One common type of mistake in a larger and more complicated surgery is leaving an object inside of a patient. This could be a pad, sponge, or towel used to help absorb blood and space out organs or other fluids. The amount of the sponges, pads, and towels used in a surgery is kept track of. Because what goes in must come out. When a pad, sponge, or towel is left inside of a patient following surgery, it is New York medical malpractice.
An object left inside of a patient is known as a foreign object. A foreign object must be intentionally placed inside of a patient and left there. If it breaks off, it is not necessarily going to be classified as a foreign object. Nonetheless, it should be up to an experienced attorney to determine this and for a court to review the claim.
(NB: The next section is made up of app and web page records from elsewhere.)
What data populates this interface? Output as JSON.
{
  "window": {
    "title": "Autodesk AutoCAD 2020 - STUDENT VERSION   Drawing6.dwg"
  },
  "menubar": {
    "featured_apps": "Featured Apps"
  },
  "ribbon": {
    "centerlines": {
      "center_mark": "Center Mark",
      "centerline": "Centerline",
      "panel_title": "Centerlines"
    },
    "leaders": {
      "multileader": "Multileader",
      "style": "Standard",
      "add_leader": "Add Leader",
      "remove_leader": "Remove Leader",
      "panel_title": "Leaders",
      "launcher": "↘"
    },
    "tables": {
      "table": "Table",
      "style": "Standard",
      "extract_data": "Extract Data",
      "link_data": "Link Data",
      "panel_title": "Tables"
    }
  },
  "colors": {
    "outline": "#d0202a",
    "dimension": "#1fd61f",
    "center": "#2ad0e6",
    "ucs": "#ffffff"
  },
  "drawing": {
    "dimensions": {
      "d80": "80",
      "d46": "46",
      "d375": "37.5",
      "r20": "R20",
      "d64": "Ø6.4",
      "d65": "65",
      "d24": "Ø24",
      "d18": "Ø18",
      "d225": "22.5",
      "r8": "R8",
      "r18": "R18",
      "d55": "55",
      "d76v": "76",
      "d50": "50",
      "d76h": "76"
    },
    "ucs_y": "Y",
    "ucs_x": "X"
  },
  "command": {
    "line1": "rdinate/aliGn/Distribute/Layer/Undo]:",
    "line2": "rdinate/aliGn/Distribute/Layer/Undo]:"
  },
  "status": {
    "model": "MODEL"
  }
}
A foreign object left inside of a patient’s cavity can be a very serious and dangerous medical mistake. This can cause a massive infection which is life-threatening, including sepsis. This can also result in an abscess which can also lead to infections and organ damage. Additionally, the victim’s body will attempt to rid itself of the foreign object which can cause additional damage and infections.
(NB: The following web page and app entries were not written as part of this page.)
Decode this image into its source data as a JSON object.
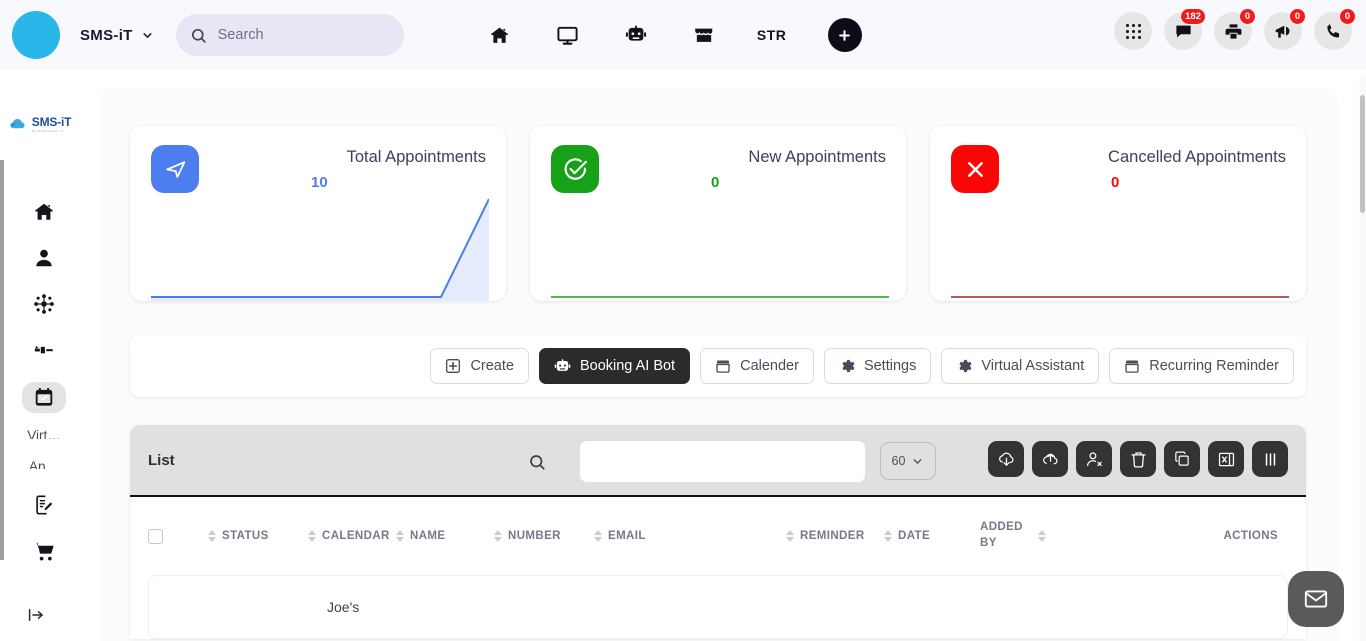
{
  "topbar": {
    "brand": "SMS-iT",
    "brand_caret_icon": "chevron-down-icon",
    "search": {
      "placeholder": "Search",
      "value": "",
      "icon": "search-icon"
    },
    "nav_items": [
      {
        "name": "home",
        "icon": "home-icon",
        "label": ""
      },
      {
        "name": "monitor",
        "icon": "monitor-icon",
        "label": ""
      },
      {
        "name": "ai-bot",
        "icon": "robot-icon",
        "label": ""
      },
      {
        "name": "store",
        "icon": "store-icon",
        "label": ""
      },
      {
        "name": "str",
        "icon": "text-icon",
        "label": "STR"
      }
    ],
    "add_button": {
      "label": "+",
      "icon": "plus-icon"
    },
    "right_items": [
      {
        "name": "apps",
        "icon": "grid-apps-icon",
        "badge": ""
      },
      {
        "name": "messages",
        "icon": "chat-icon",
        "badge": "182"
      },
      {
        "name": "print",
        "icon": "printer-icon",
        "badge": "0"
      },
      {
        "name": "announcements",
        "icon": "megaphone-icon",
        "badge": "0"
      },
      {
        "name": "calls",
        "icon": "phone-icon",
        "badge": "0"
      }
    ],
    "badge_color": "#f01c1c"
  },
  "sidebar": {
    "logo_text": "SMS-iT",
    "logo_sub": "Do the Business: iT",
    "items": [
      {
        "name": "home",
        "icon": "home-icon",
        "label": "",
        "active": false
      },
      {
        "name": "contacts",
        "icon": "person-icon",
        "label": "",
        "active": false
      },
      {
        "name": "network",
        "icon": "network-icon",
        "label": "",
        "active": false
      },
      {
        "name": "pipeline",
        "icon": "pipeline-icon",
        "label": "",
        "active": false
      },
      {
        "name": "appointments",
        "icon": "calendar-check-icon",
        "label": "",
        "active": true
      }
    ],
    "text_items": [
      {
        "name": "virtual",
        "label": "Virt…"
      },
      {
        "name": "apps",
        "label": "Ap…"
      }
    ],
    "bottom_items": [
      {
        "name": "forms",
        "icon": "document-edit-icon",
        "label": ""
      },
      {
        "name": "store",
        "icon": "shopping-cart-icon",
        "label": ""
      }
    ],
    "collapse": {
      "name": "collapse",
      "icon": "expand-arrow-icon",
      "label": ""
    }
  },
  "stats": [
    {
      "title": "Total Appointments",
      "value": "10",
      "icon": "send-icon",
      "icon_bg": "#4e7df0",
      "value_color": "#4e7df0",
      "line_color": "#4e7df0",
      "fill_color": "#e4ecfd",
      "has_spark": true
    },
    {
      "title": "New Appointments",
      "value": "0",
      "icon": "check-circle-icon",
      "icon_bg": "#16a118",
      "value_color": "#16a118",
      "line_color": "#16a118",
      "fill_color": "#eaf7ea",
      "has_spark": false
    },
    {
      "title": "Cancelled Appointments",
      "value": "0",
      "icon": "close-x-icon",
      "icon_bg": "#fb0606",
      "value_color": "#fb0606",
      "line_color": "#a52020",
      "fill_color": "#fdeaea",
      "has_spark": false
    }
  ],
  "chart_data": {
    "type": "area",
    "title": "Total Appointments sparkline",
    "x": [
      0,
      1,
      2,
      3,
      4,
      5,
      6,
      7,
      8
    ],
    "values": [
      0,
      0,
      0,
      0,
      0,
      0,
      0,
      0,
      10
    ],
    "ylim": [
      0,
      10
    ],
    "xlabel": "",
    "ylabel": "",
    "grid": false,
    "legend": "none",
    "line_color": "#4e7df0",
    "fill_color": "#e4ecfd"
  },
  "toolbar": {
    "buttons": [
      {
        "label": "Create",
        "icon": "plus-square-icon",
        "active": false
      },
      {
        "label": "Booking AI Bot",
        "icon": "robot-icon",
        "active": true
      },
      {
        "label": "Calender",
        "icon": "calendar-icon",
        "active": false
      },
      {
        "label": "Settings",
        "icon": "gear-icon",
        "active": false
      },
      {
        "label": "Virtual Assistant",
        "icon": "gear-icon",
        "active": false
      },
      {
        "label": "Recurring Reminder",
        "icon": "calendar-icon",
        "active": false
      }
    ]
  },
  "list": {
    "title": "List",
    "search": {
      "placeholder": "",
      "value": "",
      "icon": "search-icon"
    },
    "page_size": "60",
    "page_size_caret": "chevron-down-icon",
    "actions": [
      {
        "name": "download",
        "icon": "cloud-download-icon"
      },
      {
        "name": "upload",
        "icon": "cloud-upload-icon"
      },
      {
        "name": "remove-user",
        "icon": "user-remove-icon"
      },
      {
        "name": "delete",
        "icon": "trash-icon"
      },
      {
        "name": "duplicate",
        "icon": "copy-icon"
      },
      {
        "name": "export-excel",
        "icon": "excel-export-icon"
      },
      {
        "name": "columns",
        "icon": "columns-icon"
      }
    ],
    "columns": [
      {
        "key": "select",
        "label": "",
        "sortable": false
      },
      {
        "key": "status",
        "label": "STATUS",
        "sortable": true
      },
      {
        "key": "calendar",
        "label": "CALENDAR",
        "sortable": true
      },
      {
        "key": "name",
        "label": "NAME",
        "sortable": true
      },
      {
        "key": "number",
        "label": "NUMBER",
        "sortable": true
      },
      {
        "key": "email",
        "label": "EMAIL",
        "sortable": true
      },
      {
        "key": "reminder",
        "label": "REMINDER",
        "sortable": true
      },
      {
        "key": "date",
        "label": "DATE",
        "sortable": true
      },
      {
        "key": "added_by",
        "label": "ADDED BY",
        "sortable": true
      },
      {
        "key": "actions",
        "label": "ACTIONS",
        "sortable": false
      }
    ],
    "rows": [
      {
        "status": "",
        "calendar": "Joe's",
        "name": "",
        "number": "",
        "email": "",
        "reminder": "",
        "date": "",
        "added_by": ""
      }
    ]
  },
  "fab": {
    "name": "mail",
    "icon": "envelope-icon",
    "color": "#5a5a5a"
  }
}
Foreign objects create a special rule for the statute of limitations. It allows the victim to commence an action outside of the normal two and a half 2 1/2 years of the statute of limitations. The extra time is an additional year from the date the foreign object was discovered or should have been discovered. It is an alternative period, meaning that it will allow the victim to have the longer of the 2 1/2 years normally or the additional 1 year, whatever is longer.
This is important because most foreign objects are not discovered right away. This means that a victim may have an object inside of him or her festering before it results in dangerous symptoms. But most times, the affect of a foreign object is immediately felt and the damages is obvious.
Shouldn’t a negligent healthcare provider who leaves a foreign object inside of a patient be liable? Absolutely!
But what do you think? I would love to hear from you! Leave a comment or I also welcome your phone call on my toll-free cell at 1-866-889-6882 or you can drop me an e-mail at [email protected] You are always welcome to request my FREE book, The Seven Deadly Mistakes of Malpractice Victims, at the home page of my website at www.protectingpatientrights.com.